|International Classification||G01S3/48, G01S3/50|
|Cooperative Classification||G01S3/48, G01S3/50|
|European Classification||G01S3/50, G01S3/48|
|Nov 27, 1996||AS||Assignment|
Owner name: HUGHES ELECTRONICS, CALIFORNIA
Free format text: ASSIGNMENT OF ASSIGNORS INTEREST;ASSIGNORS:LIOIO, RICK J.;CLAYTON, GARY E.;DEATON, ROBERT A.;REEL/FRAME:008331/0222;SIGNING DATES FROM 19961122 TO 19961127
|Aug 21, 2001||FPAY||Fee payment|
Year of fee payment: 4
|Sep 21, 2005||REMI||Maintenance fee reminder mailed|
|Mar 3, 2006||LAPS||Lapse for failure to pay maintenance fees|

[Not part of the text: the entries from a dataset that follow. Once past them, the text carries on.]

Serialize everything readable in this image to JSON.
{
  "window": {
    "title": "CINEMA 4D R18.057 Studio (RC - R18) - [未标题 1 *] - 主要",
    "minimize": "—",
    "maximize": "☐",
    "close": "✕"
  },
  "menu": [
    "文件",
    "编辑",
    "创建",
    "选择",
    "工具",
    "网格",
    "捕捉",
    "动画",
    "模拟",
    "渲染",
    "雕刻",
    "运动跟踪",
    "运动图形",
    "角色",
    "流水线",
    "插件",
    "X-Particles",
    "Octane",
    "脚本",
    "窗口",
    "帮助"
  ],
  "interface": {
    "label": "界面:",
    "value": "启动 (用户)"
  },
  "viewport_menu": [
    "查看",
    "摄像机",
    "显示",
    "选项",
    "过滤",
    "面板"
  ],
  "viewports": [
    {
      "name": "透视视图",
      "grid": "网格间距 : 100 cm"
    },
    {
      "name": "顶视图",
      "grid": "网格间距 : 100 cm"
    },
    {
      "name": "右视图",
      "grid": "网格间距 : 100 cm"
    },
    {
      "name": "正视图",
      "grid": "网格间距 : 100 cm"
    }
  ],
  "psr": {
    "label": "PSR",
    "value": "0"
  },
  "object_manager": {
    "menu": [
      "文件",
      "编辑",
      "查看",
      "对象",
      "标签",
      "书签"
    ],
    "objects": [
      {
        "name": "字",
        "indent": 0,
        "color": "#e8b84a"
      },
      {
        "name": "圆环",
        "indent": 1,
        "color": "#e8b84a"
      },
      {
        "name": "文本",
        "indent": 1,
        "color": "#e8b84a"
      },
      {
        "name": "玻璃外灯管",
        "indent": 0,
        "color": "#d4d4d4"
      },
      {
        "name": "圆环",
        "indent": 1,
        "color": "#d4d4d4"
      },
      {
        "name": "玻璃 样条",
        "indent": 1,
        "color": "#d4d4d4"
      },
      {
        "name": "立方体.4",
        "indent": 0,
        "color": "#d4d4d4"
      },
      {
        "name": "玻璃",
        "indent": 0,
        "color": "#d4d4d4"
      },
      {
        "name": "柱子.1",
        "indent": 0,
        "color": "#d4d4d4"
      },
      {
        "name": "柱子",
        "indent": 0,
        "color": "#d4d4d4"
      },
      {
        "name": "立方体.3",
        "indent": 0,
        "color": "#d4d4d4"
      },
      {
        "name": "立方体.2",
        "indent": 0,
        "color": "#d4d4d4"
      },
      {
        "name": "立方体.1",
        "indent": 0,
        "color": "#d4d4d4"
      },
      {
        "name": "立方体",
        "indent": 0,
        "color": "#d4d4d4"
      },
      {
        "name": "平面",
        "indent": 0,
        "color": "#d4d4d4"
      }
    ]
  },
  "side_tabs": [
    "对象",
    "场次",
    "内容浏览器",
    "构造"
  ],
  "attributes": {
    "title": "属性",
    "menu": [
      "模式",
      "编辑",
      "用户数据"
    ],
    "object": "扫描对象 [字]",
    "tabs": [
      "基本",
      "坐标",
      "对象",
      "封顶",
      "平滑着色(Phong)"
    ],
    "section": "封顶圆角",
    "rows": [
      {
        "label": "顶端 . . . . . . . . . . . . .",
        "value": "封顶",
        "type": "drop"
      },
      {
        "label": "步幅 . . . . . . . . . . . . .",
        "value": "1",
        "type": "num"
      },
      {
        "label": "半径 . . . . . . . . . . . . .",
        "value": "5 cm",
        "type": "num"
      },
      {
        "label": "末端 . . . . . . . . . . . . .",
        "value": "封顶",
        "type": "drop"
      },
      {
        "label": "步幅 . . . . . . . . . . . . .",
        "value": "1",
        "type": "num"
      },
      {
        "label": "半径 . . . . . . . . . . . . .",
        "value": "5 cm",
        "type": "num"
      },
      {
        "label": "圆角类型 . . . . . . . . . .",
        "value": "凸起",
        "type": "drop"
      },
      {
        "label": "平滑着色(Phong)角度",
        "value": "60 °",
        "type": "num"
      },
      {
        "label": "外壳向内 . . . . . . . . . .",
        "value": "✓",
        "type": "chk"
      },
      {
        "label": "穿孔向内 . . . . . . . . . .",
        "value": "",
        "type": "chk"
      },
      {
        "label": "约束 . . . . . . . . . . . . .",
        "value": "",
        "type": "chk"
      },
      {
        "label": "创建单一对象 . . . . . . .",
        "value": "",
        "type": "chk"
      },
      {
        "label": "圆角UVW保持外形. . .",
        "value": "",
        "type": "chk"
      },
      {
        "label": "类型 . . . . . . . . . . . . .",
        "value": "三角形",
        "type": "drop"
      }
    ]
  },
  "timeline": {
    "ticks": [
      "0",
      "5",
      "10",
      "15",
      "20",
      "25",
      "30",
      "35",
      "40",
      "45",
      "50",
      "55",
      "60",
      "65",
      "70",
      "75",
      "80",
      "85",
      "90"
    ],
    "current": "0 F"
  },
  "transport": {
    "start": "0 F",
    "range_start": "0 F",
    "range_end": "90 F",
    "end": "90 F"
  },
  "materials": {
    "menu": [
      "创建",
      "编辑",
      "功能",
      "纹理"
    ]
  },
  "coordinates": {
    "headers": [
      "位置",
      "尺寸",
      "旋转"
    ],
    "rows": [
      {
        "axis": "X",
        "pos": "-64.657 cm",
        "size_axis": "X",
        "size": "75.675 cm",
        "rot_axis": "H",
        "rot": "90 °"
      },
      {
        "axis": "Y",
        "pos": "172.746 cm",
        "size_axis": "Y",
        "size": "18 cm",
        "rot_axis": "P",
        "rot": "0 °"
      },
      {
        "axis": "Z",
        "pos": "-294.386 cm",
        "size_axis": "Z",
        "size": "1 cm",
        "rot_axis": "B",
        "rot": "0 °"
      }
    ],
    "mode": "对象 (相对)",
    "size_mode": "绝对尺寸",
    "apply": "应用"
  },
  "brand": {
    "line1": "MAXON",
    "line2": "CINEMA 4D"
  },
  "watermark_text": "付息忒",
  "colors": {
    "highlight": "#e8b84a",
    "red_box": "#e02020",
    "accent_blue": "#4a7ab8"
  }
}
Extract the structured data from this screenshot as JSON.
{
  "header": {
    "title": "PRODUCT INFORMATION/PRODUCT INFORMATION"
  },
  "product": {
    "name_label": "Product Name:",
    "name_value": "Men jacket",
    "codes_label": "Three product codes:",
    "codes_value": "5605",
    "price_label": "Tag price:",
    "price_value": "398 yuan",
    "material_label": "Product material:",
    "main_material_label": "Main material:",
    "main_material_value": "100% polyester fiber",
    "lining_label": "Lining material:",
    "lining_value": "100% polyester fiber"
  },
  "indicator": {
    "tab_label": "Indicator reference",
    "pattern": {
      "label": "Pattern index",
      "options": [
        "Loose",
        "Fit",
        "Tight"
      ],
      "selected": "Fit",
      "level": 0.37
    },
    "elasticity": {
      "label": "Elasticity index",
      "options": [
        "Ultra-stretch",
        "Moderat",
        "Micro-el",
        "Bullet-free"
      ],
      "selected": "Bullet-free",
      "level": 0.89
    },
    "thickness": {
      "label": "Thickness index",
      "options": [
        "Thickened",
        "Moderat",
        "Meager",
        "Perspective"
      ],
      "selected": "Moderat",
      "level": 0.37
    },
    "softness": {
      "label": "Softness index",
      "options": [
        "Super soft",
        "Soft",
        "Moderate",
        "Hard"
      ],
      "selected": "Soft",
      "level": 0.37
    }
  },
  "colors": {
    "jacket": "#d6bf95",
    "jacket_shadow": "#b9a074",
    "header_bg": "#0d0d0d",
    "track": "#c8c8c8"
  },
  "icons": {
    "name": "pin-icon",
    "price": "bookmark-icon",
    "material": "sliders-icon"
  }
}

|May 2, 2006||FP||Expired due to failure to pay maintenance fee|
Effective date: 20060303